Frequently Asked Questions

anatomy learning center

Why should I consider donating my body to science?

The unique and priceless gift of the human body provides the opportunity for knowledge that is the foundation of medical education and scientific research. In both instances, the need for donations is great, and the gift is valued and honored beyond measure.

How does the registration process work?

Upon request, a donation application will be mailed to you with a return envelope or download by clicking on the button below. Upon receipt of the completed application, the Willed Body Program will notify you regarding your acceptance as a registered donor, and an identification card will be sent to you. Your family and health care providers should be notified of your wishes and informed of the contact procedure.

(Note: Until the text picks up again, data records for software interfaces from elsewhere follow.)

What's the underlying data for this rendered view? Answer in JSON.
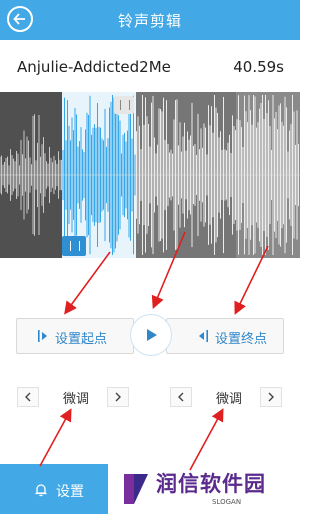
{
  "header": {
    "title": "铃声剪辑"
  },
  "song": {
    "name": "Anjulie-Addicted2Me",
    "duration": "40.59s"
  },
  "controls": {
    "set_start_label": "设置起点",
    "set_end_label": "设置终点"
  },
  "fine_tune": {
    "left_label": "微调",
    "right_label": "微调"
  },
  "bottom": {
    "settings_label": "设置",
    "logo_title": "润信软件园",
    "logo_sub": "SLOGAN"
  },
  "colors": {
    "accent": "#42a9e6",
    "selection": "#36a8e8",
    "annotation": "#e02020",
    "brand": "#5a2a8c"
  }
}
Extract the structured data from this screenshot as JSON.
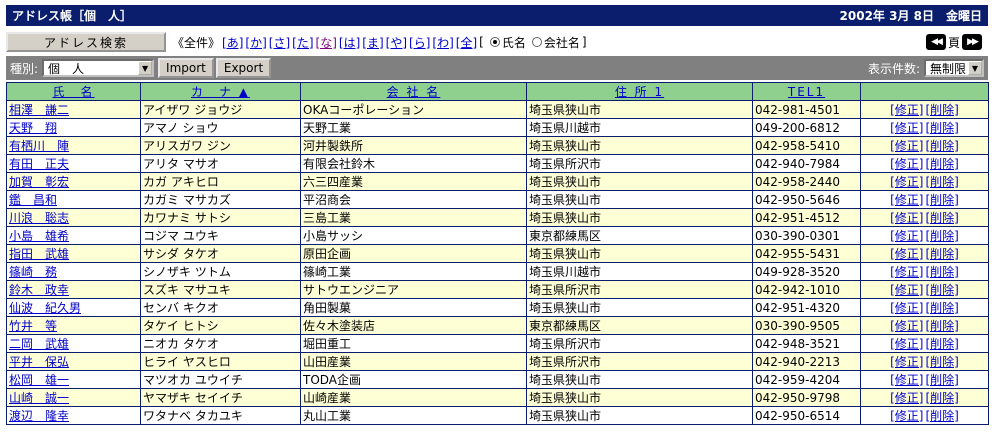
{
  "header": {
    "title": "アドレス帳［個　人］",
    "date": "2002年 3月 8日　金曜日"
  },
  "nav": {
    "search_label": "アドレス検索",
    "all_label": "《全件》",
    "kana_links": [
      "[あ]",
      "[か]",
      "[さ]",
      "[た]",
      "[な]",
      "[は]",
      "[ま]",
      "[や]",
      "[ら]",
      "[わ]",
      "[全]"
    ],
    "bracket_open": "[",
    "radio_name": "氏名",
    "radio_company": "会社名",
    "bracket_close": "]",
    "page_label": "頁"
  },
  "toolbar": {
    "type_label": "種別:",
    "type_value": "個　人",
    "import_label": "Import",
    "export_label": "Export",
    "count_label": "表示件数:",
    "count_value": "無制限"
  },
  "table": {
    "headers": [
      "氏　名",
      "カ　ナ ▲",
      "会 社 名",
      "住 所 1",
      "TEL1",
      ""
    ],
    "edit_label": "[修正]",
    "delete_label": "[削除]",
    "rows": [
      {
        "name": "相澤　謙二",
        "kana": "アイザワ ジョウジ",
        "company": "OKAコーポレーション",
        "address": "埼玉県狭山市",
        "tel": "042-981-4501"
      },
      {
        "name": "天野　翔",
        "kana": "アマノ ショウ",
        "company": "天野工業",
        "address": "埼玉県川越市",
        "tel": "049-200-6812"
      },
      {
        "name": "有栖川　陣",
        "kana": "アリスガワ ジン",
        "company": "河井製鉄所",
        "address": "埼玉県狭山市",
        "tel": "042-958-5410"
      },
      {
        "name": "有田　正夫",
        "kana": "アリタ マサオ",
        "company": "有限会社鈴木",
        "address": "埼玉県所沢市",
        "tel": "042-940-7984"
      },
      {
        "name": "加賀　彰宏",
        "kana": "カガ アキヒロ",
        "company": "六三四産業",
        "address": "埼玉県狭山市",
        "tel": "042-958-2440"
      },
      {
        "name": "鑑　昌和",
        "kana": "カガミ マサカズ",
        "company": "平沼商会",
        "address": "埼玉県狭山市",
        "tel": "042-950-5646"
      },
      {
        "name": "川浪　聡志",
        "kana": "カワナミ サトシ",
        "company": "三島工業",
        "address": "埼玉県狭山市",
        "tel": "042-951-4512"
      },
      {
        "name": "小島　雄希",
        "kana": "コジマ ユウキ",
        "company": "小島サッシ",
        "address": "東京都練馬区",
        "tel": "030-390-0301"
      },
      {
        "name": "指田　武雄",
        "kana": "サシダ タケオ",
        "company": "原田企画",
        "address": "埼玉県狭山市",
        "tel": "042-955-5431"
      },
      {
        "name": "篠崎　務",
        "kana": "シノザキ ツトム",
        "company": "篠崎工業",
        "address": "埼玉県川越市",
        "tel": "049-928-3520"
      },
      {
        "name": "鈴木　政幸",
        "kana": "スズキ マサユキ",
        "company": "サトウエンジニア",
        "address": "埼玉県所沢市",
        "tel": "042-942-1010"
      },
      {
        "name": "仙波　紀久男",
        "kana": "センバ キクオ",
        "company": "角田製菓",
        "address": "埼玉県狭山市",
        "tel": "042-951-4320"
      },
      {
        "name": "竹井　等",
        "kana": "タケイ ヒトシ",
        "company": "佐々木塗装店",
        "address": "東京都練馬区",
        "tel": "030-390-9505"
      },
      {
        "name": "二岡　武雄",
        "kana": "ニオカ タケオ",
        "company": "堀田重工",
        "address": "埼玉県所沢市",
        "tel": "042-948-3521"
      },
      {
        "name": "平井　保弘",
        "kana": "ヒライ ヤスヒロ",
        "company": "山田産業",
        "address": "埼玉県所沢市",
        "tel": "042-940-2213"
      },
      {
        "name": "松岡　雄一",
        "kana": "マツオカ ユウイチ",
        "company": "TODA企画",
        "address": "埼玉県狭山市",
        "tel": "042-959-4204"
      },
      {
        "name": "山崎　誠一",
        "kana": "ヤマザキ セイイチ",
        "company": "山崎産業",
        "address": "埼玉県狭山市",
        "tel": "042-950-9798"
      },
      {
        "name": "渡辺　隆幸",
        "kana": "ワタナベ タカユキ",
        "company": "丸山工業",
        "address": "埼玉県狭山市",
        "tel": "042-950-6514"
      }
    ]
  }
}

Downloadable UCSF Willed Body Program Donation Form

Who can donate a body?

Any adult (18 years and older) can register with our program prior to death. If a person has died and is not registered with the program, the person appointed as power of attorney for healthcare or the decedent’s legal next of kin can sign the necessary forms. 

Does age, disease, weight, or amputation make the donation unacceptable?

There is no upper age limit for whole body donation, nor does amputation preclude acceptance. Medical conditions that will prevent acceptance as a donor include Creutzfeldt-Jacob disease, hepatitis B or C, HIV, and active tuberculosis. Extensive trauma at the time of death or advanced decomposition would also make the remains unsuitable for anatomical study. Due to the nature of our preparation process, we are unable to accept donors weighing over 300lbs.  

What about autopsies?

Information learned from autopsies is sometimes of importance to the donor’s physician or family, and in some instances, an autopsy is required by law. However, the value for anatomical study of an autopsied body is limited, and we generally do not accept autopsied donors into the Program.

May I still be an organ and tissue donor?

Generally, yes. We address instances of organ and tissue donation on a case-by-case basis, but the organ and tissue donation usually does not prevent us from accepting a donor into our program.  

What happens after our studies are completed?

After studies are completed the remains are cremated and scattered at sea. Due to the undetermined length of time and how the body may be used for study, cremated remains are not returned for private disposition, and no notification of final disposition will be sent to the family. 

What expenses are involved upon the death of the donor?

The Program will arrange and pay for the cost of transporting the body if a death occurs within Northern California. If a mortuary is involved, mortuary fees will be the responsibility of the donor family. If a death occurs outside of Northern California, the Program may arrange for the body to be accepted by another University of California Donated Body Program closer to the place of death or may decline to accept the donation of the body.  

Should the donor inform someone of the donation?

Yes. Discuss your plans with those close to you so that your wishes are clearly understood. It is also advisable for a donor to notify his or her physician and attorney of the arrangements.

May I donate someone else’s body, such as my spouse?

Registration of another person cannot be done while that person is living. However, after the individual’s death, the spouse or nearest living next of kin may donate the body.

What if the death occurs in another state?

A medical school in the State where the death occurred may be contacted for donation.  

Will any payment be received for the body?

No payment may be made in connection with a body donation. This policy is in accordance with State laws, and all institutions accepting human remains must comply with it.   

If a bequest is made, and the donor has a change of mind later, can the gift be rescinded?

Yes, if the request to rescind is made in writing by the donor. Mail to:
UCSF Willed Body Program
School of Medicine, AC-14
UCSF Box 0902
San Francisco, CA 94143

Will my family receive a report of medical findings or study details?

No, we do not provide reports to the donor family. Certified copies of death certificates can be obtained through the Department of Birth & Death Registry in the county in which the death occurred.

What is the procedure upon the death of the donor?

The next of kin, spouse, executor, or hospital personnel should call the Willed Body Program office at (415) 476-1981 and choose option 1.  The call is immediately answered, 24 hours a day.

If you have any additional questions, please call the program at 415-476-1828